From today, (April 5th) more than 20 million people in England’s ‘green and pleasant land’, face a fine of up to £1,000 for simply watering the garden or washing their car.

The water companies claim it’s a necessary measure due to the driest conditions the UK has suffered since 1976, but rightly or wrongly, consumers only see one thing – a lack of investment into water pipes which are leaking millions of gallons of water every day.

A quick look at internet message boards and comment sections quickly highlights the mood of exasperated consumers. They can’t switch water suppliers and can’t understand why, if oil and gas can be piped across continents, water can’t be piped from North to South?    

Consumers want to know why water companies are not fixing leaky pipes and why (in their view) shareholders and directors are receiving big dividends at a time when money should be being pumped into infrastructure improvements.

The Government can’t be best pleased either, with the hosepipe ban further denting their tarnished image and coming hot on the heels of Pastygate and the Granny Tax.

Whatever the reality, the perception of the water businesses is that they are more interested in profit than service and simply stating dry conditions are to blame is not enough.

The big businesses in charge of running our water supplies need to take a pro-active stance and begin educating and explaining exactly what they are doing to tackle water wastage and leaks from their end.

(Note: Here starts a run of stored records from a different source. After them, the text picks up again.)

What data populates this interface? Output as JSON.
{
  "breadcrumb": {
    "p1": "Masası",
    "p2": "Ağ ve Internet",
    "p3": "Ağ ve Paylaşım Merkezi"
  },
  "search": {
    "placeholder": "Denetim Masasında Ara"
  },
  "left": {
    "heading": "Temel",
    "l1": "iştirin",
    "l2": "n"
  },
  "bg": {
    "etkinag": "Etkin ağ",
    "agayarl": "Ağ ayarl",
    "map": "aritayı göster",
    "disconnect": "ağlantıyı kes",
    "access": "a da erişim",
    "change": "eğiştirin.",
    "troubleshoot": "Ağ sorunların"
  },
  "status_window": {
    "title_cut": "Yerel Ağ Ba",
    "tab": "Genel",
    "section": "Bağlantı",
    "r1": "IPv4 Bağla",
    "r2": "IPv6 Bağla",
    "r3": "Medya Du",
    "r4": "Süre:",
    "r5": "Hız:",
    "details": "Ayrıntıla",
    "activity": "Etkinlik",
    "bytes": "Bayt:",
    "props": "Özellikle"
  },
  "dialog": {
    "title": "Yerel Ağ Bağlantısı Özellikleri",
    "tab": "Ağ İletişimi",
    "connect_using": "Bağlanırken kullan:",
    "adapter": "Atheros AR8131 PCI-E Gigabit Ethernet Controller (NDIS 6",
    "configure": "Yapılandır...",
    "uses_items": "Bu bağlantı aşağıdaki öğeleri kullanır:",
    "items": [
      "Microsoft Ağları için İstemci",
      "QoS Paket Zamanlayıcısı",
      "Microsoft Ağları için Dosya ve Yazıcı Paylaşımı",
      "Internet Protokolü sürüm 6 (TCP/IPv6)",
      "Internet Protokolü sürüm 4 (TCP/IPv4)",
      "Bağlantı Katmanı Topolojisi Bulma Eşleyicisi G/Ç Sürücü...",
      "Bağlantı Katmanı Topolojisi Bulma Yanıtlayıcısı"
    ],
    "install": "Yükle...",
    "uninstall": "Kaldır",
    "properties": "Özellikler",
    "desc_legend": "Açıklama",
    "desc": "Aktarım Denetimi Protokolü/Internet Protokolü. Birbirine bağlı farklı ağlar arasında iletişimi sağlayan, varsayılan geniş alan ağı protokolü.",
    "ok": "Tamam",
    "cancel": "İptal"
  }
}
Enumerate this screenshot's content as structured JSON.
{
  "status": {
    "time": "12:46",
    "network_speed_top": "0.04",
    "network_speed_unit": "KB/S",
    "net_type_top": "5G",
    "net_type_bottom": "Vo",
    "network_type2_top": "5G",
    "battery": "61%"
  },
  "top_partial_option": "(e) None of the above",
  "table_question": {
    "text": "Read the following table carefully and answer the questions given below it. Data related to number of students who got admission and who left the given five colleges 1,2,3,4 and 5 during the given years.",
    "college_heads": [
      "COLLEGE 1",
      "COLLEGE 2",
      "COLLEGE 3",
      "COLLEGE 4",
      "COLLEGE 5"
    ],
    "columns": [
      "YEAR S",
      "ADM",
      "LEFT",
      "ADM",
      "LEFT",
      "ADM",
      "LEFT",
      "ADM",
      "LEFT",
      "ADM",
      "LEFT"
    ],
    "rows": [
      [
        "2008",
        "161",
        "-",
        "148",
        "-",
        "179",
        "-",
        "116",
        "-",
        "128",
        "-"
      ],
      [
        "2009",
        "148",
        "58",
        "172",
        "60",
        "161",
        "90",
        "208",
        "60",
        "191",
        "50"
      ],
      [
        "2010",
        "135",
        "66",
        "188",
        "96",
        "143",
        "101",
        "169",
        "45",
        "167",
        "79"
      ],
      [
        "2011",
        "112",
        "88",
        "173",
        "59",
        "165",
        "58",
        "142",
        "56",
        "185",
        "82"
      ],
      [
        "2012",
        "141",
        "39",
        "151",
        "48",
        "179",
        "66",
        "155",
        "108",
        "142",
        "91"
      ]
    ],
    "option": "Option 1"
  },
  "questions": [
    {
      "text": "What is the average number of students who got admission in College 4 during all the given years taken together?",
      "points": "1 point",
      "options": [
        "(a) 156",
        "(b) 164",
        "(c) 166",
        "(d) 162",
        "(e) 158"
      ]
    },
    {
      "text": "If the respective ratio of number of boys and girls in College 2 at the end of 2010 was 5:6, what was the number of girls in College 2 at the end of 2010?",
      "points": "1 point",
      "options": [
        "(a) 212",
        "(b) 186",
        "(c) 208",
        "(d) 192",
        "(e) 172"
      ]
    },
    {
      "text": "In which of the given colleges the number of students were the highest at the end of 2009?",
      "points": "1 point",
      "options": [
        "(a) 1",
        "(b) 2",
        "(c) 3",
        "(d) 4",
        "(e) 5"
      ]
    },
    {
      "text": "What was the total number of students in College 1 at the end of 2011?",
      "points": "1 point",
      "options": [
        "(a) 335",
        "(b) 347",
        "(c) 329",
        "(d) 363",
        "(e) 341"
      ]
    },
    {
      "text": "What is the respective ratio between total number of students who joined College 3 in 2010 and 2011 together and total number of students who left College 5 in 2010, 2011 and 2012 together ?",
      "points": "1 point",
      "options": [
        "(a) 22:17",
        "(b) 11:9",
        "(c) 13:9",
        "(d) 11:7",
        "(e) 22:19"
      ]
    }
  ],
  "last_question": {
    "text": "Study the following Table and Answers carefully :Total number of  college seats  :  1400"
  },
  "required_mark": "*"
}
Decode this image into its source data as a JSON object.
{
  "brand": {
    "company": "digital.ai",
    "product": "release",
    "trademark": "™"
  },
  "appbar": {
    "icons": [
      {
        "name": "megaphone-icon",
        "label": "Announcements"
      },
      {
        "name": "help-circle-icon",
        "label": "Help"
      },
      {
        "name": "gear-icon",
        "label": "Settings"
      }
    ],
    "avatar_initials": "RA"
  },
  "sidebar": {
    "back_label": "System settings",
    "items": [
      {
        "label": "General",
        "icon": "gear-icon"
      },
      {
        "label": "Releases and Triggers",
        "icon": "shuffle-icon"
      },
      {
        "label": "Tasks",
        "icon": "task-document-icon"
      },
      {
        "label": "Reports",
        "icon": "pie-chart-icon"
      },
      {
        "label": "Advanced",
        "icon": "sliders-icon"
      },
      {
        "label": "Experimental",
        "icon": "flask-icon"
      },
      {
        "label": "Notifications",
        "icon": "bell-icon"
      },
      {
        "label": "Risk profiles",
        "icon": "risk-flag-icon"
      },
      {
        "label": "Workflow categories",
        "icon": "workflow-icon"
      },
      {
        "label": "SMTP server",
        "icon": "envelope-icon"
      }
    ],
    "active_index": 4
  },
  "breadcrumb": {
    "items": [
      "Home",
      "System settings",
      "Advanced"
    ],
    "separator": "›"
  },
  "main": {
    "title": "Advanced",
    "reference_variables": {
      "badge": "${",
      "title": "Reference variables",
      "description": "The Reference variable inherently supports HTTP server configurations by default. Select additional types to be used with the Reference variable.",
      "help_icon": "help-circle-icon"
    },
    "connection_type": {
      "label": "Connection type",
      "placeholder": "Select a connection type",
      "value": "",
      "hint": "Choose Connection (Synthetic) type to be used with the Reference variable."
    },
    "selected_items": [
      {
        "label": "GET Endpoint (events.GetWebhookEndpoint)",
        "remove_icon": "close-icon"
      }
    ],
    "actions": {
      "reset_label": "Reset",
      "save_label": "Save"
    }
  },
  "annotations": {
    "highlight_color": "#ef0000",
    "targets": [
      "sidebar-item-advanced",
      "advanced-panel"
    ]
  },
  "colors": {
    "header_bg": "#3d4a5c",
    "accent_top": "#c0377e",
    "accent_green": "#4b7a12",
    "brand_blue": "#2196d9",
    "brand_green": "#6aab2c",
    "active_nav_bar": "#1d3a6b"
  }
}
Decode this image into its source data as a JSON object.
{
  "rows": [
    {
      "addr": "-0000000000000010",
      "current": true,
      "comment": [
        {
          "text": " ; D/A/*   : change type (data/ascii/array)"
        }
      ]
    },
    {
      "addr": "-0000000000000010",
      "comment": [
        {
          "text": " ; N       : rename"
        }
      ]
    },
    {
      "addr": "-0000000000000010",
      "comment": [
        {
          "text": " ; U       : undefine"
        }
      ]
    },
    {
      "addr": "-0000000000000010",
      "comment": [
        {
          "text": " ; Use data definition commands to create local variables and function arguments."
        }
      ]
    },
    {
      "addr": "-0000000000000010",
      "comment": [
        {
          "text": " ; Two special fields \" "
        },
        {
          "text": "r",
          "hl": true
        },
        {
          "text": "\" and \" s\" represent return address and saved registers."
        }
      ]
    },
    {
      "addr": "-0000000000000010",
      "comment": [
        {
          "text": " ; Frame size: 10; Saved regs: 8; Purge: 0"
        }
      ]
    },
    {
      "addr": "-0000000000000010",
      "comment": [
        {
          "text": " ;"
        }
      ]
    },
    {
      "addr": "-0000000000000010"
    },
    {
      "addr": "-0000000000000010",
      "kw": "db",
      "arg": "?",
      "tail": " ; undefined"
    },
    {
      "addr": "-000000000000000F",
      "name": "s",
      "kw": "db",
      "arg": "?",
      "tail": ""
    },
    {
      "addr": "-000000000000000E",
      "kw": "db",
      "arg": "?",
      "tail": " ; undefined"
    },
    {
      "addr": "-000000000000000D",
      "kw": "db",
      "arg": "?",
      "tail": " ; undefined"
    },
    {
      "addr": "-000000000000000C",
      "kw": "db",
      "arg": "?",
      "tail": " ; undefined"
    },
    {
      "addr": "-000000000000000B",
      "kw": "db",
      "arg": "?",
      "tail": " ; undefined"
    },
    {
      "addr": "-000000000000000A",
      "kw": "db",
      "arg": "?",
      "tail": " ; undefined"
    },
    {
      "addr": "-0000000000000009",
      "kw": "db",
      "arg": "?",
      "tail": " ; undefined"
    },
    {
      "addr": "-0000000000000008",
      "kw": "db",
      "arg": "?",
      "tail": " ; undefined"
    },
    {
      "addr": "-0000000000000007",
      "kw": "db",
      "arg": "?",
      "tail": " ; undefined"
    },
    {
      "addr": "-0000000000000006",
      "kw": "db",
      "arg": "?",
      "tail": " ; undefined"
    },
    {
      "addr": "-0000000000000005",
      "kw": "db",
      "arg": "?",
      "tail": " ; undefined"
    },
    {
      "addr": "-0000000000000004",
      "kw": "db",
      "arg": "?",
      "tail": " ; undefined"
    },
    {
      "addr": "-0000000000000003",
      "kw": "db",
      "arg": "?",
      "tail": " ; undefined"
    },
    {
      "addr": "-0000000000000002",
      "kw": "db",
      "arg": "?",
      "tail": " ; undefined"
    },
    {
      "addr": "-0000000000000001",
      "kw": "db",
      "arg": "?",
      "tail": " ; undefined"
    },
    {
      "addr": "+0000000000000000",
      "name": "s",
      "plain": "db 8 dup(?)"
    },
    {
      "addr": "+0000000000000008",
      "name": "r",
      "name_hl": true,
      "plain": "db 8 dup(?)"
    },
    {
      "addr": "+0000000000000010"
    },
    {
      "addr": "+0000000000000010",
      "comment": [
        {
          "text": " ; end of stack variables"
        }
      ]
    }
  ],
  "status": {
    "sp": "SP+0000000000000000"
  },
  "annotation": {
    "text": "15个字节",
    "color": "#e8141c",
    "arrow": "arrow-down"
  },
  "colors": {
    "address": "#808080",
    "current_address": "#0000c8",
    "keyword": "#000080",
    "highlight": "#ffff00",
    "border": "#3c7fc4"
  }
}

They also need to highlight the costs and investment they are putting in place.

The bottom line is water companies will not be able to convince anyone to save water with good grace, if they are not seen to be doing it themselves.